Legal Guardianship in Wisconsin

By David Carnes

A guardian is a person or organization appointed by a court to exercise care, custody and control on behalf of a ward -- a minor or an incapacitated adult. Wisconsin recognizes two types of guardianship: guardianship of the person and guardianship of the estate. Wisconsin guardianship law is found in Chapter 48 of the Wisconsin Statutes.

Guardianships for Children

A guardian is not appointed for a minor unless his parents cannot care for him. A guardian might be appointed for a child if his parents die or are imprisoned, if they abandon or neglect him, if they are unable to financially support him or if they are seriously ill. The proposed guardian must file a guardianship petition in the county court where the proposed ward lives. He must establish that there are compelling reasons for establishing a guardianship and that a guardianship would be in the best interests of the ward. Two types of guardianships are possible: temporary and permanent. Temporary guardianships last up to 60 days and may be extended. Permanent guardianships last until the ward reaches his 18th birthday.

Guardianships for Adults

To become guardian of an adult, the proposed guardian must file a guardianship petition in the county court with jurisdiction over the proposed ward's residence. The proposed guardian must prove that the adult is incapacitated. An adult is legally incapacitated if he suffers from a physical or mental disability that prevents him from meeting his own personal needs or from competently managing his finances. Typical conditions justifying guardianship include substance abuse, developmental disability and mental illness. The proposed guardian must establish incapacity with medical evidence. Guardianship over an adult can be avoided if the adult executes a power of attorney in favor of an agent before he becomes incapacitated. If an adult becomes mentally incapacitated or unable to communicate, he cannot execute a power of attorney because he cannot give informed consent.

Protect your loved ones. Start My Estate Plan

Guardianship of the Person versus Guardianship of the Estate

A guardian of the person is responsible for providing food, shelter and clothing, making medical decisions, determining where the ward will live, managing his social life and providing for other daily life needs. A guardian of the estate manages the ward's finances. Depending on the circumstances, a court may name one person both guardian of the person and guardian of the estate, or name one person guardian of the person and another person guardian of the estate. If the ward has no property, there is no need to name a guardian of the estate.

Termination, Replacement and Resignation

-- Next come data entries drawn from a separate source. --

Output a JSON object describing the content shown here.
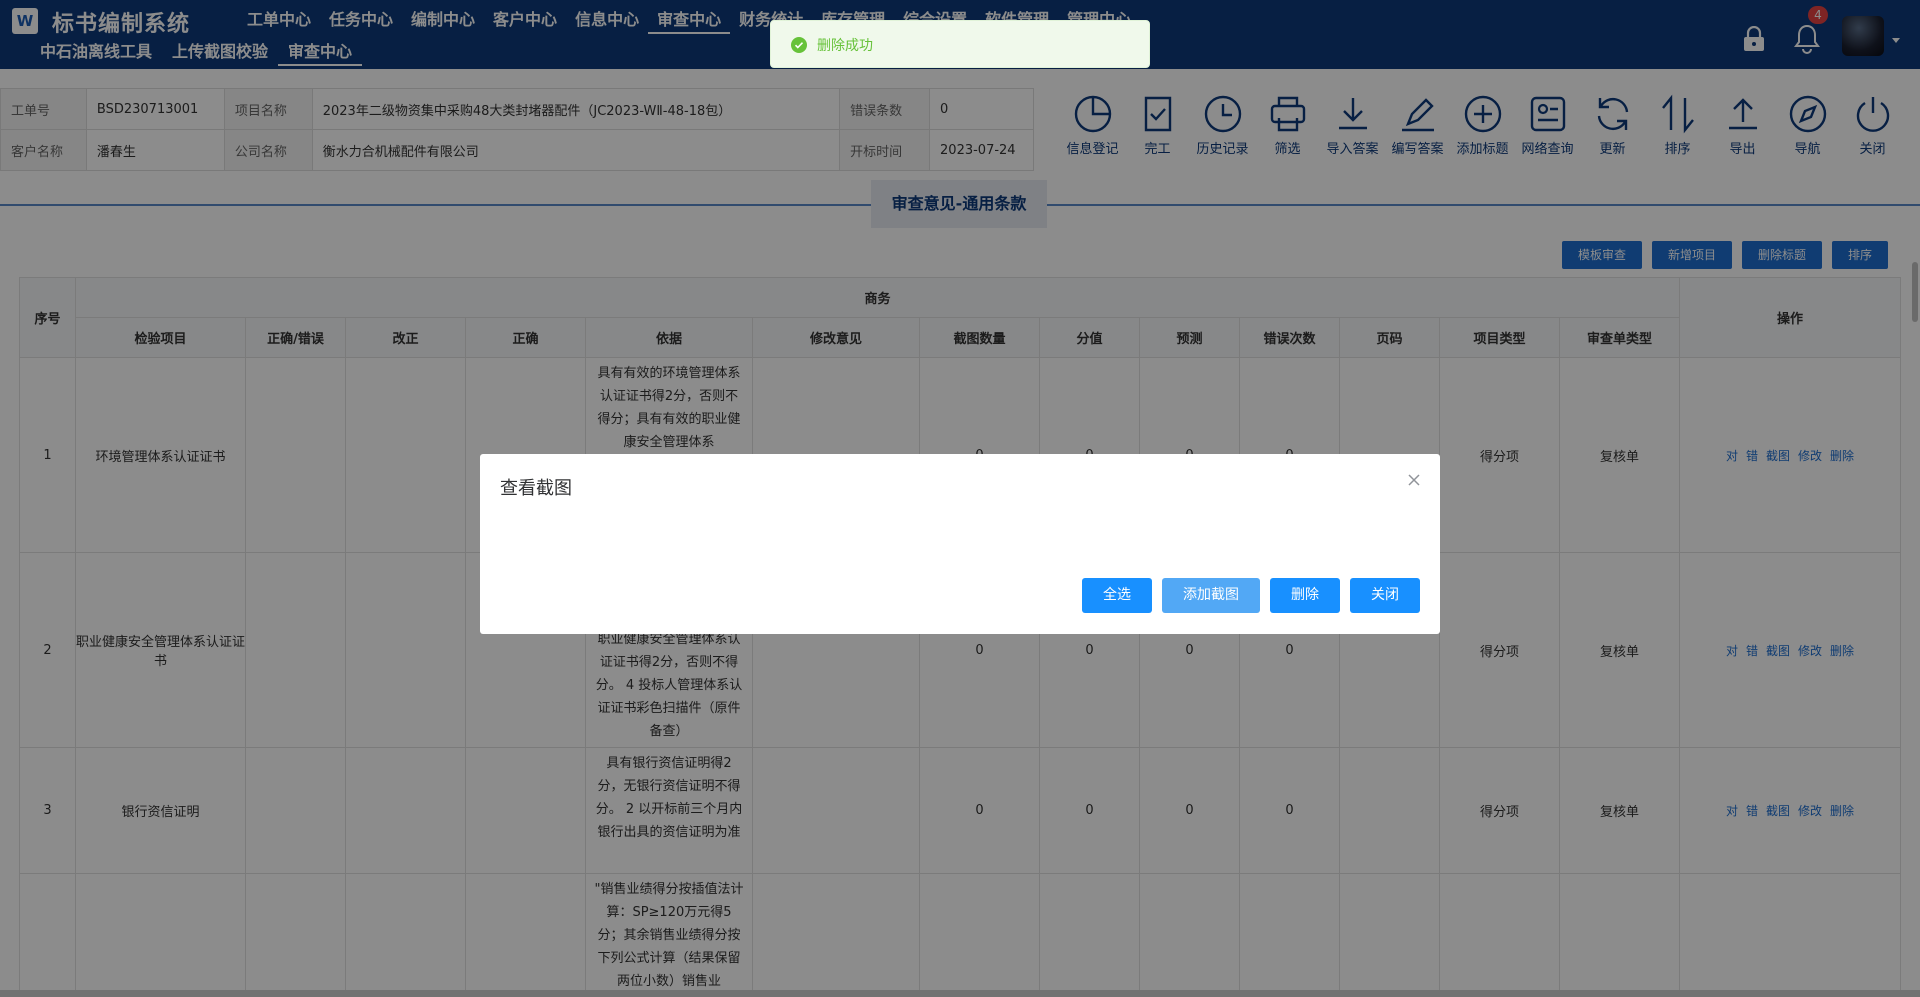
{
  "header": {
    "logo_letter": "W",
    "app_title": "标书编制系统",
    "main_nav": [
      "工单中心",
      "任务中心",
      "编制中心",
      "客户中心",
      "信息中心",
      "审查中心",
      "财务统计",
      "库存管理",
      "综合设置",
      "软件管理",
      "管理中心"
    ],
    "main_nav_active": "审查中心",
    "sub_nav": [
      "中石油离线工具",
      "上传截图校验",
      "审查中心"
    ],
    "sub_nav_active": "审查中心",
    "notification_count": "4"
  },
  "info": {
    "order_no_label": "工单号",
    "order_no": "BSD230713001",
    "project_label": "项目名称",
    "project": "2023年二级物资集中采购48大类封堵器配件（JC2023-WⅡ-48-18包）",
    "error_count_label": "错误条数",
    "error_count": "0",
    "customer_label": "客户名称",
    "customer": "潘春生",
    "company_label": "公司名称",
    "company": "衡水力合机械配件有限公司",
    "open_time_label": "开标时间",
    "open_time": "2023-07-24"
  },
  "toolbar": [
    {
      "label": "信息登记",
      "icon": "pie-chart-icon"
    },
    {
      "label": "完工",
      "icon": "clipboard-check-icon"
    },
    {
      "label": "历史记录",
      "icon": "clock-icon"
    },
    {
      "label": "筛选",
      "icon": "printer-icon"
    },
    {
      "label": "导入答案",
      "icon": "download-icon"
    },
    {
      "label": "编写答案",
      "icon": "pen-icon"
    },
    {
      "label": "添加标题",
      "icon": "plus-circle-icon"
    },
    {
      "label": "网络查询",
      "icon": "search-box-icon"
    },
    {
      "label": "更新",
      "icon": "refresh-icon"
    },
    {
      "label": "排序",
      "icon": "sort-icon"
    },
    {
      "label": "导出",
      "icon": "upload-icon"
    },
    {
      "label": "导航",
      "icon": "compass-icon"
    },
    {
      "label": "关闭",
      "icon": "power-icon"
    }
  ],
  "section_title": "审查意见-通用条款",
  "actions": {
    "template_review": "模板审查",
    "add_item": "新增项目",
    "delete_title": "删除标题",
    "sort": "排序"
  },
  "table": {
    "group_header": "商务",
    "seq_header": "序号",
    "ops_header": "操作",
    "columns": [
      "检验项目",
      "正确/错误",
      "改正",
      "正确",
      "依据",
      "修改意见",
      "截图数量",
      "分值",
      "预测",
      "错误次数",
      "页码",
      "项目类型",
      "审查单类型"
    ],
    "op_labels": [
      "对",
      "错",
      "截图",
      "修改",
      "删除"
    ],
    "rows": [
      {
        "seq": "1",
        "item": "环境管理体系认证证书",
        "basis": "具有有效的环境管理体系认证证书得2分，否则不得分；具有有效的职业健康安全管理体系",
        "shots": "0",
        "score": "0",
        "predict": "0",
        "errors": "0",
        "type": "得分项",
        "review_type": "复核单"
      },
      {
        "seq": "2",
        "item": "职业健康安全管理体系认证证书",
        "basis": "职业健康安全管理体系认证证书得2分，否则不得分。 4 投标人管理体系认证证书彩色扫描件（原件备查）",
        "shots": "0",
        "score": "0",
        "predict": "0",
        "errors": "0",
        "type": "得分项",
        "review_type": "复核单"
      },
      {
        "seq": "3",
        "item": "银行资信证明",
        "basis": "具有银行资信证明得2分，无银行资信证明不得分。 2 以开标前三个月内银行出具的资信证明为准",
        "shots": "0",
        "score": "0",
        "predict": "0",
        "errors": "0",
        "type": "得分项",
        "review_type": "复核单"
      },
      {
        "seq": "",
        "item": "",
        "basis": "\"销售业绩得分按插值法计算：SP≥120万元得5分；其余销售业绩得分按下列公式计算（结果保留两位小数）销售业",
        "shots": "",
        "score": "",
        "predict": "",
        "errors": "",
        "type": "",
        "review_type": ""
      }
    ]
  },
  "modal": {
    "title": "查看截图",
    "select_all": "全选",
    "add_shot": "添加截图",
    "delete": "删除",
    "close": "关闭"
  },
  "toast": {
    "message": "删除成功"
  },
  "colors": {
    "header_bg": "#0d3a7b",
    "primary": "#1e6ed0",
    "modal_button": "#1890ff",
    "success": "#67c23a"
  }
}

A guardianship is terminated whenever a court decides it is in the best interests of the ward. Guardianship of a minor is terminated when he reaches 18 years of age unless he is incapacitated. A minor's biological parents can petition the court for termination of a guardianship over a minor, and the court will approve the petition if the biological patents can show that they are fit to perform their duties. Guardianship of an incapacitated adult is terminated when the adult regains capacity. A court may replace an incompetent or neglectful guardian. A guardian must petition the court to resign his duties, but the court is not obligated to accept his petition.

Protect your loved ones. Start My Estate Plan
Legal Guardianship in Colorado

References

Related articles

Legal Guardianship in Iowa

A guardian is a person or organization that undertakes responsibility for the welfare of a person, known as a ward, who is incapable of undertaking responsibility for his own welfare. In Iowa, guardians are appointed and supervised by the Iowa district courts. Guardianship proceedings may be either voluntary or involuntary.

Guardianship Laws for Adults

A guardian is a person or entity appointed by a court to care for a person who cannot meet his own needs, known as a ward. Although the powers and duties of guardians are similar to the powers and duties of parents with respect to minor children, a court cannot appoint a guardian for an adult unless he is subject to a disability that prevents him from effectively caring for himself. State law governs guardianships.

How to Appoint a Guardian for an Unborn Child in Texas

A guardianship is a legal relationship between a ward and an individual tasked with caring for the ward's well-being. In Texas, an "individual" is defined as a human being who is alive, including an unborn child at every stage of gestation from fertilization until birth. In the event a pregnant woman is unable to care for her child while in gestation, another individual can petition the Texas probate court for guardianship over the child. The court will require the appointment of an attorney guardian ad litem to advocate for the unborn child's best interests throughout the duration of the proceedings.

LegalZoom. Legal help is here. Start Here. Wills. Trusts. Attorney help.

Related articles

Missouri Statute on Guardianship

A legal guardian's relationship to a ward, who can be a minor or a disabled or incapacitated adult, is analogous to a ...

Legal Guardianship for an Incompetent Parent

A guardian is a party who undertakes legal responsibility and authority for the care of someone else, known as a ward. ...

How Do I Get Legal Guardianship in Missouri?

A legal guardian undertakes responsibility for the welfare of someone, known as a ward, who is unable to undertake ...

Legal Guardianship Procedures

Guardianship is a legal relationship between two people: a guardian and a ward. The guardian is granted legal authority ...

Browse by category
Ready to Begin? GET STARTED